Sometimes you just can't make it into the kitchen to cook. Dr. Gourmet has reviewed over 1,000 common convenience foods, ingredients, and restaurant selections so that you know what's worth eating - and what's not. View the Index of all Dr. Gourmet's Food Reviews
The Delicious 6-Week Weight Loss Plan for the Real World
Timothy S. Harlan, MD, FACP has counseled thousands of his patients on healthy, sustainable weight loss. Now he's compiled his best tips and recipes into a six-week plan for you to learn how to eat great food that just happens to be great for you.
Get the prescription for better health as well as healthy weight loss, including:
It's true: we first reviewed Saffron Road's Chicken Pad Thai in 2017 and tried it again in February of this year (with 420 calories, 640 milligrams sodium, 1 gram fiber). The first review (2017) was negative, while the second (2019) was positive.
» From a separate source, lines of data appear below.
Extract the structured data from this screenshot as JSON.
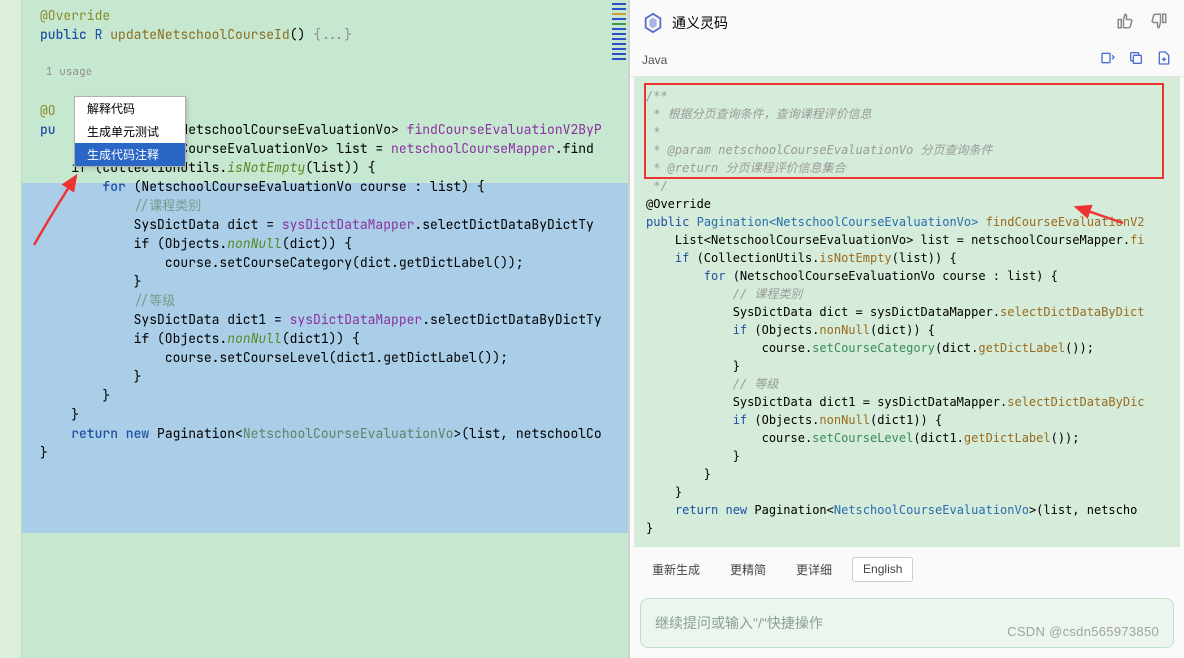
{
  "left": {
    "override": "@Override",
    "method_sig": {
      "pub": "public",
      "ret": "R",
      "name": "updateNetschoolCourseId",
      "parens": "()",
      "fold": "{...}"
    },
    "usage": "1 usage",
    "context_menu": [
      "解释代码",
      "生成单元测试",
      "生成代码注释"
    ],
    "lines": {
      "pu_frag": "pu",
      "gt_frag": "CourseEvaluationVo>",
      "method2": "findCourseEvaluationV2ByP",
      "type2": "NetschoolCourseEvaluationVo>",
      "list_decl": "list =",
      "mapper": "netschoolCourseMapper",
      "find": ".find",
      "if_open": "if (CollectionUtils.",
      "isNotEmpty": "isNotEmpty",
      "if_close": "(list)) {",
      "for_line": "for (NetschoolCourseEvaluationVo course : list) {",
      "c_cat": "//课程类别",
      "dict_decl": "SysDictData dict = ",
      "sys_mapper": "sysDictDataMapper",
      "selectDict": ".selectDictDataByDictTy",
      "if_nonnull": "if (Objects.",
      "nonNull": "nonNull",
      "if_nn_close": "(dict)) {",
      "set_cat": "course.setCourseCategory(dict.getDictLabel());",
      "close_brace": "}",
      "c_level": "//等级",
      "dict1_decl": "SysDictData dict1 = ",
      "selectDict1": ".selectDictDataByDictTy",
      "if_nn1_close": "(dict1)) {",
      "set_level": "course.setCourseLevel(dict1.getDictLabel());",
      "return_kw": "return new",
      "pagination": "Pagination<",
      "vo": "NetschoolCourseEvaluationVo",
      "ret_tail": ">(list, netschoolCo"
    }
  },
  "right": {
    "ai_name": "通义灵码",
    "lang": "Java",
    "doc": {
      "l1": "/**",
      "l2": " * 根据分页查询条件，查询课程评价信息",
      "l3": " *",
      "l4": " * @param netschoolCourseEvaluationVo 分页查询条件",
      "l5": " * @return 分页课程评价信息集合",
      "l6": " */"
    },
    "code": {
      "override": "@Override",
      "pub": "public",
      "pag_open": "Pagination<NetschoolCourseEvaluationVo>",
      "method": "findCourseEvaluationV2",
      "list_decl": "List<NetschoolCourseEvaluationVo> list = netschoolCourseMapper.",
      "fi": "fi",
      "if_pre": "if (CollectionUtils.",
      "isNotEmpty": "isNotEmpty",
      "if_close": "(list)) {",
      "for_kw": "for",
      "for_rest": " (NetschoolCourseEvaluationVo course : list) {",
      "c_cat": "// 课程类别",
      "dict_decl": "SysDictData dict = sysDictDataMapper.",
      "selByDict": "selectDictDataByDict",
      "if_nn": "if (Objects.",
      "nonNull": "nonNull",
      "nn_close": "(dict)) {",
      "course_pre": "course.",
      "setCat": "setCourseCategory",
      "dict_get": "(dict.",
      "getLabel": "getDictLabel",
      "tail": "());",
      "brace": "}",
      "c_level": "// 等级",
      "dict1_decl": "SysDictData dict1 = sysDictDataMapper.",
      "selByDic1": "selectDictDataByDic",
      "nn1_close": "(dict1)) {",
      "setLevel": "setCourseLevel",
      "dict1_get": "(dict1.",
      "ret_kw": "return new",
      "pag": "Pagination<",
      "vo": "NetschoolCourseEvaluationVo",
      "ret_tail": ">(list, netscho"
    },
    "buttons": [
      "重新生成",
      "更精简",
      "更详细",
      "English"
    ],
    "input_placeholder": "继续提问或输入\"/\"快捷操作",
    "watermark": "CSDN @csdn565973850"
  }
}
Yet just this week I noticed the product again in our local Whole Foods Market, emblazoned with "NEW RECIPE" (now 430 calories, 650 mg sodium, 2g fiber). With such mixed reviews in a comparatively short time period, I couldn't resist trying the "new recipe" dish.
Long-term readers of the Dr. Gourmet's Food Reviews Newsletter may recall me talking about our particularly powerful microwave: it's 1200 watts, while most microwaves these days seem to be 1100 watts or less. That means that we have to exert some care in cooking our frozen foods.
The instructions on the "new recipe" dish are geared toward an 1100-watt microwave and call for venting a corner of the plastic dish, then cooking at 4 minutes. Stir, replace film, and cook for another 1-1.5 minutes. With our 1200-watt machine, it seemed reasonable to cook the dish for the first 4 full minutes, as directed, then cut it to just 45 seconds for the second cooking (usually 1 1/2 minutes). Allow to stand in the microwave for at least a minute, and serve (such as "serving" might be).
If this looks like nothing but a bunch of noodles with some bits of chicken and sauce, you're right. The few chunks of chicken don't look processed and certainly have a nice chicken flavor: they're a bit dry but I chalk that up to our overcooking the dish: Mea culpa.
The bits of chicken that aren't overcooked are soft and savory and don't have that processed look. The rice noodles, however, are overcooked and gummy - almost chewy. The pad thai sauce (such as it is) isn't too sweet, has "a nice little afterburn," and certainly lacks the overly-sweet fake barbecue flavor we complained about back in 2017. It does, however, lack volume. The cooked dish is essentially dry, dry, dry, with the sauce soaked up by the noodles. Again, that could be our (my) fault.
Bearing in mind that we overcooked this dish, we still can't give it a thumbs up. A panelist summed it up thusly: "87% noodles, maybe 7% sauce, 3% chicken, 3% veg: this is basically a plastic tub of noodles pretending to be a meal."
The Lamb Saag (now 340 calories, 690 mg sodium, 2g fiber), which we last reviewed back in 2011, fared no better.
We were far more careful cooking the Lamb Saag, and this seemed to work better than our efforts with the pad thai.
Yet this was also a bit disappointing.
The panel noted that the product is described as "tender lamb lightly seasoned with cumin, turmeric and ginger, served in a thick bed of spinach." Well, first of all I wouldn't describe the dish of spinach-based sauce as "a thick bed of spinach." Sure, there's a fair amount of spinach in the sauce, but the fact is that the sauce is still majority liquid.
In stirring the dish I took note of the amount of lamb in the dish, and it caught my eye enough that my panelist colleagues and I worked through every bit of the saag to find any and all bits of the lamb, and weighed them. The lamb is quite tender and flavorful... but we found 0.9 ounces of actual lamb in the dish.
To be fair, I can forgive this small amount of protein as a part of a lunch meal. There are only 340 calories, after all. But there are 690 milligrams of sodium, and the previous version of this dish had 300 calories, 690 milligrams of sodium, and 4 grams of fiber - twice the fiber of the previous version. The basmati rice is a bit gummy and the sauce has "a bit of zing," but the panel felt that the overall impression of this dish was still "meh."
We can't recommend either of these dishes, especially at $4.49 apiece. A very disappointing result for Saffron Road.
Review posted: June 14, 2019